If you telecommute, make sure you’re getting the cheap auto insurance rates you deserve. You can either switch to a pay-per-mile insurance program, or receive low-mileage discounts for a traditional policy.

There are a few things to keep in mind when considering auto insurance and work from home jobs:

  • More and more companies are allowing employees to work from home.
  • Some insurance companies offer special telecommuter rates for those who work from home.
  • Low-mileage discounts and pay-per-mile policies can help you lower your auto insurance rates.

Now that you know you could save some money by working from home. If telecommuting is an option for you, be sure to inform your insurance company so you can take advantage of the savings.

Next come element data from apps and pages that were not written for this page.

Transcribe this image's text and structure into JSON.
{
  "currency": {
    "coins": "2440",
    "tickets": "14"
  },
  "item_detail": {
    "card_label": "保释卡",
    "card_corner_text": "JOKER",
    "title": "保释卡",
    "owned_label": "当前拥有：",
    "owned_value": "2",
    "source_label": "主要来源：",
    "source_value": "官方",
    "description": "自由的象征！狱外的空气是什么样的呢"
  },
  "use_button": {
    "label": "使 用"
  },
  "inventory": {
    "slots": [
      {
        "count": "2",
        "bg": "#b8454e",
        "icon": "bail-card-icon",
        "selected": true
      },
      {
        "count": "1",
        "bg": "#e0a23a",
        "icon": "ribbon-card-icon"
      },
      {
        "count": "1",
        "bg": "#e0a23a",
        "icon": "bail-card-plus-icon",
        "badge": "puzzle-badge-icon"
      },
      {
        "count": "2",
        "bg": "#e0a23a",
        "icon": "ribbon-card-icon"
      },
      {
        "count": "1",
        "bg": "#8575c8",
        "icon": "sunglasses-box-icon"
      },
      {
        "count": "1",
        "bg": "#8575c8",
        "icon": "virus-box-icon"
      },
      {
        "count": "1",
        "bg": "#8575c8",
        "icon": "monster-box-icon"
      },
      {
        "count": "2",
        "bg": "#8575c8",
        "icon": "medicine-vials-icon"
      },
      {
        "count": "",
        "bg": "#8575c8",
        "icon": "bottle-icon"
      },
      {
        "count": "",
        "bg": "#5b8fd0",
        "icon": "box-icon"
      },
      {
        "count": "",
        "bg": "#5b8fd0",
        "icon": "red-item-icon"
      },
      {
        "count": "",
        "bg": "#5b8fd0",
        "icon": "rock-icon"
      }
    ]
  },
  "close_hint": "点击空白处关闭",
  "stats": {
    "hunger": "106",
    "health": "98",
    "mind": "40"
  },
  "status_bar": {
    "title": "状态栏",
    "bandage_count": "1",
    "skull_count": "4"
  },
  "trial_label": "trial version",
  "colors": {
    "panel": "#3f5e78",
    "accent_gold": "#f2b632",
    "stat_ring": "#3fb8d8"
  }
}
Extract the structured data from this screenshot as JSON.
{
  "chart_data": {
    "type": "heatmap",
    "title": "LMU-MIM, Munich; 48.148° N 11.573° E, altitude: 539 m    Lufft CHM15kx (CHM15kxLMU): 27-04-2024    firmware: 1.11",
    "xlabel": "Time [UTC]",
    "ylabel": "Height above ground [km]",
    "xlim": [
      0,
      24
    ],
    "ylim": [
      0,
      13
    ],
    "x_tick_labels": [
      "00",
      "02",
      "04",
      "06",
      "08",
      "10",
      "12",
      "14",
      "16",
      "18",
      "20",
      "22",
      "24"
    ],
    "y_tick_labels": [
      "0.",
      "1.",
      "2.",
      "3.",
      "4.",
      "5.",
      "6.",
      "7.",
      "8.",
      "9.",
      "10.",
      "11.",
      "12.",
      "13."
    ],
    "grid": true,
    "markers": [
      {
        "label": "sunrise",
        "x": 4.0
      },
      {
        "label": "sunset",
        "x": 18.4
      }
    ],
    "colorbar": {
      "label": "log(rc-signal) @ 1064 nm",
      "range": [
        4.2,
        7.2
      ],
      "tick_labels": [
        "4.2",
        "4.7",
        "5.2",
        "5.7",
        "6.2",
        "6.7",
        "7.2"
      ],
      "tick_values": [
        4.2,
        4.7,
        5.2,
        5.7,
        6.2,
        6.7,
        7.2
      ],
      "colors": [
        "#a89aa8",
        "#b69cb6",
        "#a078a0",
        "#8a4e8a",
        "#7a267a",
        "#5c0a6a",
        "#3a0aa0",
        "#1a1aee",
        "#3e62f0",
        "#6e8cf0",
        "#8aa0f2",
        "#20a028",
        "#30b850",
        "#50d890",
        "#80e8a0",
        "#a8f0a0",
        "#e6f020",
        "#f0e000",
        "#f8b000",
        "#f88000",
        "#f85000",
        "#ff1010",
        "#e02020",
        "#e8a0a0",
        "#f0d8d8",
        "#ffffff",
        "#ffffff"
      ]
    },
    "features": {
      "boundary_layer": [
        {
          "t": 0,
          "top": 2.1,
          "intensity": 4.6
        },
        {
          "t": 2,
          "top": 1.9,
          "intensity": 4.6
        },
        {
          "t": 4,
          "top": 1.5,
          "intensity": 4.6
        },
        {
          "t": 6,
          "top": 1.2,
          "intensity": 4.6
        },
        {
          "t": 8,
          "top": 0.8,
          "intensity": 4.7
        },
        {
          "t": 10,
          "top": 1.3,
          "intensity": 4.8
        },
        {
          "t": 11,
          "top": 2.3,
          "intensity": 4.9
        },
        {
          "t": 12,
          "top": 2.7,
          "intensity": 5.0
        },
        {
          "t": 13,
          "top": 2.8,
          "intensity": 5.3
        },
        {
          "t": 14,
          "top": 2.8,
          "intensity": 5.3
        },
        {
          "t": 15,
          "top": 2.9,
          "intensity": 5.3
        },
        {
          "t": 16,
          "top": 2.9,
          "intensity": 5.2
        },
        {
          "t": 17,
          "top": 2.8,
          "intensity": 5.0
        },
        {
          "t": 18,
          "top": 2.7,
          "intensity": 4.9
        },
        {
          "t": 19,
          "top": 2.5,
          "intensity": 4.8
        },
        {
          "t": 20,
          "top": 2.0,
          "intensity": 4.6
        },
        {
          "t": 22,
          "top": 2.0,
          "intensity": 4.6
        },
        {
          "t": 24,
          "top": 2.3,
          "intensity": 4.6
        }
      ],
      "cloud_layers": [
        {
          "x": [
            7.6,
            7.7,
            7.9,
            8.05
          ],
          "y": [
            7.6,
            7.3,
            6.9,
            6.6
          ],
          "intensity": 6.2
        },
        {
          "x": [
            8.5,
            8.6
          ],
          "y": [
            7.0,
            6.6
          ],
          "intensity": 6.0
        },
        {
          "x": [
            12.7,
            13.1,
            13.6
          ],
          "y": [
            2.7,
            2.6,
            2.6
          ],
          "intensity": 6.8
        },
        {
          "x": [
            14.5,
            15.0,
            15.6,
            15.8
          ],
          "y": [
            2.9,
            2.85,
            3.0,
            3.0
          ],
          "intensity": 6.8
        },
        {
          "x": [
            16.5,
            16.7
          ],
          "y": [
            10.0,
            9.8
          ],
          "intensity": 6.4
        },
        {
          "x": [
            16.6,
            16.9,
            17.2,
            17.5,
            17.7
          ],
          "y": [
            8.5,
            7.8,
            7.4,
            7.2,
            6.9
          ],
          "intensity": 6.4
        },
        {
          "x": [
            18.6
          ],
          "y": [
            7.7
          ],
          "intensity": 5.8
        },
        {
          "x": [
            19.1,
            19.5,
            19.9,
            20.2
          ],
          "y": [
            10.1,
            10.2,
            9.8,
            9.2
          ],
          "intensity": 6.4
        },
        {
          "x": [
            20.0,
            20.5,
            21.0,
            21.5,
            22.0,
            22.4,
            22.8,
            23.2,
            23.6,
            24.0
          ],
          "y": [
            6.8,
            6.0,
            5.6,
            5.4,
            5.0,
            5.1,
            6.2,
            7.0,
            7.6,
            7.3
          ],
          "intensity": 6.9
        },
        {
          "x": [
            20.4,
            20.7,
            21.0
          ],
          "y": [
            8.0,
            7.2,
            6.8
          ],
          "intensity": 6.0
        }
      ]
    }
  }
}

Frequently Asked Questions: Cut Your Auto Insurance Rates by Telecommuting

Do you still have questions about auto insurance rates when you telecommute? Read through these frequently asked questions to learn even more.

#1 – What are the best auto insurance companies?

The answer to this depends on a number of factors, including your personal insurance needs, your age, where you live, and who else might be on your policy. However, comparing rates from the top auto insurance companies is a good place to start.

You can get quotes online to easily get started. Enter your ZIP code into one of our online tools to get telecommuting auto insurance quotes right now, or you can speak to insurance agents to find a policy that meets all of your needs.

#2 – How do I find the cheapest insurance?

The best way to find affordable auto insurance is to shop around and compare quotes. You should also do what you can to keep your rates low by driving safely and following the rules of the road.

Are you ready to buy telecommuting auto insurance?

Don’t wait to get the best telecommuting auto insurance rates. Simply enter your ZIP code into our FREE quote tool below to get started.